Opinions differ on who the first person was to ever paraglide. Many believe it was David Barish in the early 1960s, who at the time was developing a space capsule recovery device called the “Sail Wing” for NASA. He tested his work personally in 1965 on Hunter Mountain, New York, terming the activity “slope soaring.” His invention piggybacked off the earlier work of Domina Jalbert, an American who helped to advance aerofoil technology and subsequently patented the Parafoil in 1963. The Parafoil, with its ram-air design incorporating a row of inflatable air pockets into an aerofoil shape, would prove to be a precursor to the modern-day paraglider.

In 1966, Canadian Domina Jalbert was granted a patent for a multi-cell wing type aerial device—”a wing having a flexible canopy constituting an upper skin and with a plurality of longitudinally extending ribs forming in effect a wing corresponding to an airplane wing airfoil … More particularly the invention contemplates the provision of a wing of rectangular or other shape having a canopy or top skin and a lower spaced apart bottom skin”, a governable gliding parachute with multi-cells and controls for glide.

From the late 1960s interest in the gliding ability of parachutes grew slowly but steadily. The paraglider developed in the United States and in Alpine areas of France and Switzerland, where it finally evolved fully.
Some mountain climbers saw paragliding as an alternative to rappelling (abseiling) down after an ascent, while other enthusiasts appreciated its potential as a sport in its own right.

Not until the 1970’s did the sport take off. The popularity of paragliding arose when pilots in the French town of Mieussy successfully launched the wing by running down the hillsides of the Alps. Andre Bohn and Gerard Bosson were mostly responsible for developing the sport into how it is today. Bosson introduced paragliding at the 1979 World Hang Gliding Championships. It was not long until paragliding schools were opening up around the world.

From the 1980s, equipment has continued to improve, and the number of paragliding pilots and established sites has continued to increase. The first (unofficial) Paragliding World Championship was held in Verbier, Switzerland, in 1987, though the first officially sanctioned FAI World Paragliding Championship was held in Kössen, Austria, in 1989.

Europe has seen the greatest growth in paragliding, with France alone registering in 2011 over 25,000 active pilots.

The farthest straight distance flight by a female paraglider is 402 km (249.79 miles) achieved by Seiko Fukuoka-Naville (France) when she piloted her Ozone Enzo 2 paraglider in Deniliquin, NSW, Australia, on 9 December 2015 – Seiko Fukuoka-Naville had previously set the record with a flight of 336 km.
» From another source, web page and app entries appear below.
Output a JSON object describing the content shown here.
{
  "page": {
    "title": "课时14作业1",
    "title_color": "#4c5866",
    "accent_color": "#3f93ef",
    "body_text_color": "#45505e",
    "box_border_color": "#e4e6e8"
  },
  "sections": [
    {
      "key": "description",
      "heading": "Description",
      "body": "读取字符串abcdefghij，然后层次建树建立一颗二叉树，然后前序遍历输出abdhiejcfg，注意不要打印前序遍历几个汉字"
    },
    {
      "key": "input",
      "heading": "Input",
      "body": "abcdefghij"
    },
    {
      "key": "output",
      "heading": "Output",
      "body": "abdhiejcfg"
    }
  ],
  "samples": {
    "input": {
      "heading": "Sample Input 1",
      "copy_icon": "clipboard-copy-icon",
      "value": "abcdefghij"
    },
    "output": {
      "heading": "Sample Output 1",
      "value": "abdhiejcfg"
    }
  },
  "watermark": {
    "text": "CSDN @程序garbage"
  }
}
The farthest straight distance achieved by a male paraglider is 514 km (319.39 miles) by Frank Brown, Marcelo Prieto and Donizete Lemos (all Brazil) flying from Tacima to Monsenhor Tabosa, Paraíba, Brazil, on 9 October 2015. The three paragliders set off together at dawn and flew for 11 hours using the daylight available to them to cover as much distance as possible.

The greatest height gained in a paraglider by a female is 4,325 m (14,189 ft) by Kat Thurston (UK) over Kuruman, South Africa on 1 January 1996.

The height gain record is 4,526 m (14,849 ft) by Robbie Whittall (GB) at Brandvlei, South Africa on 6 January 1993.

The record for most continuous loops with a paraglide is 568 and was achieved by Horacio LLorens (Spain), near Obero, Escuintla, Guatemala, on 8 December 2012.

The oldest person to paraglide (male) is Janusz Orlowski (Poland) at 91 years and 189 days ( b. 14 January 1926) in Brzeska Wola, Poland, on 22 July 2017.